Site-Level Solar Development and Ecological Impacts

Local ecological conditions dictate the type of development that is appropriate for an area by providing both landscape constraints and opportunities. In turn, development alters the natural landscape, thereby affecting resident wildlife and plant populations as well as inorganic aspects of the ecosystem, such as soil stability and drainage patterns. The type and severity of the potential impacts that solar development may have on an ecosystem are also influenced by technology type, and therefore certain design variables also play a key role in determining the ecological impacts of a project.

These potential ecological impacts should be considered when making siting decisions. To assess the impacts of utility-scale solar facilities on desert ecology, our research was based on the understanding that the type, intensity, and scope of impact will depend on technology type, geographic location, and the biological resources associated with the site.

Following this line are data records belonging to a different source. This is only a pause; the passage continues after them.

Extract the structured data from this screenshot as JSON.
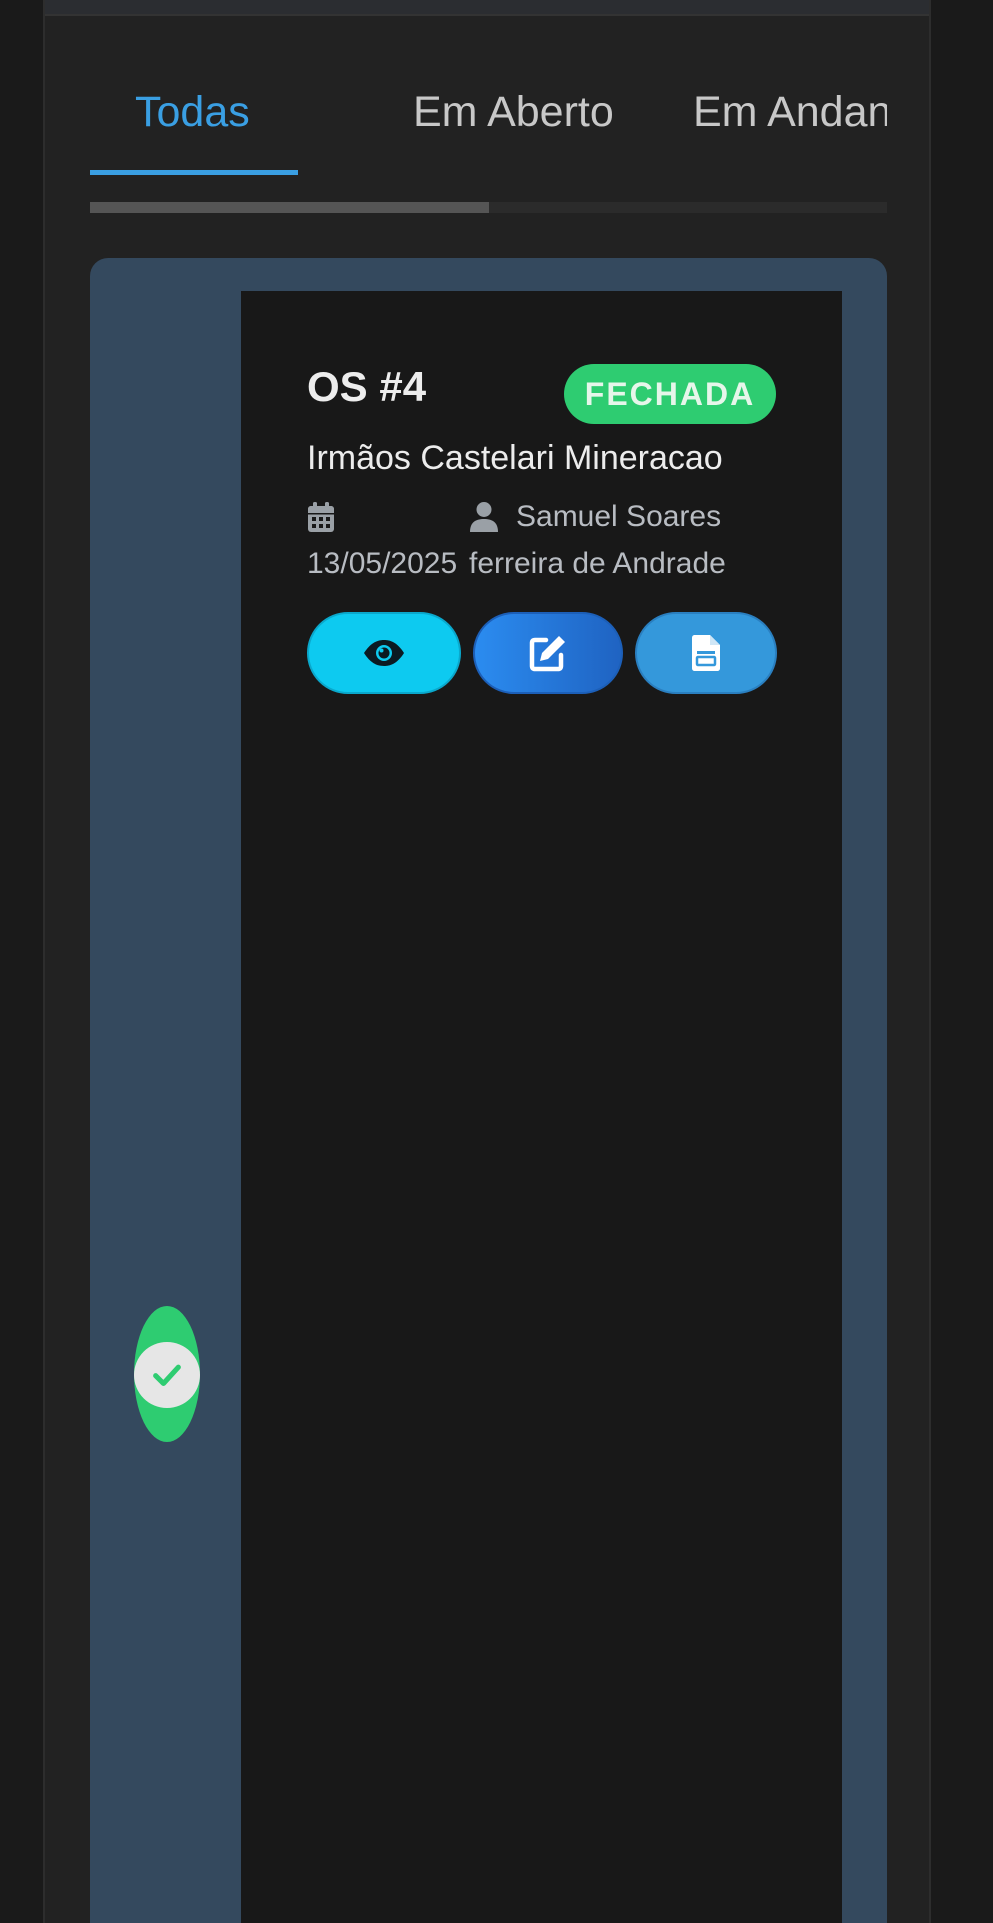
{
  "tabs": [
    {
      "label": "Todas",
      "active": true
    },
    {
      "label": "Em Aberto",
      "active": false
    },
    {
      "label": "Em Andan",
      "active": false
    }
  ],
  "scroll": {
    "position_fraction": 0.5
  },
  "order": {
    "title": "OS #4",
    "status": "FECHADA",
    "client": "Irmãos Castelari Mineracao",
    "date": "13/05/2025",
    "technician_line1": "Samuel Soares",
    "technician_line2": "ferreira de Andrade",
    "status_indicator": "check-icon"
  },
  "actions": [
    {
      "icon": "eye-icon",
      "name": "view"
    },
    {
      "icon": "edit-icon",
      "name": "edit"
    },
    {
      "icon": "document-icon",
      "name": "report"
    }
  ],
  "colors": {
    "accent": "#3a9fe3",
    "success": "#2ecc71",
    "card_background": "#34495e",
    "view_button": "#0dcaf0",
    "edit_button": "#2b8cf0",
    "report_button": "#3498db"
  }
}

This section includes a discussion of site engineering processes and landscape modifications required for development, plus an analysis of the implications these requirements have for the ecological processes and species of the California desert. This section also summarizes some of the mitigation measures that developers are currently proposing to minimize ecological impacts; however, an in-depth analysis of mitigation measures and biological resource Best Management Practices (BMPs) can be found under Recommendations .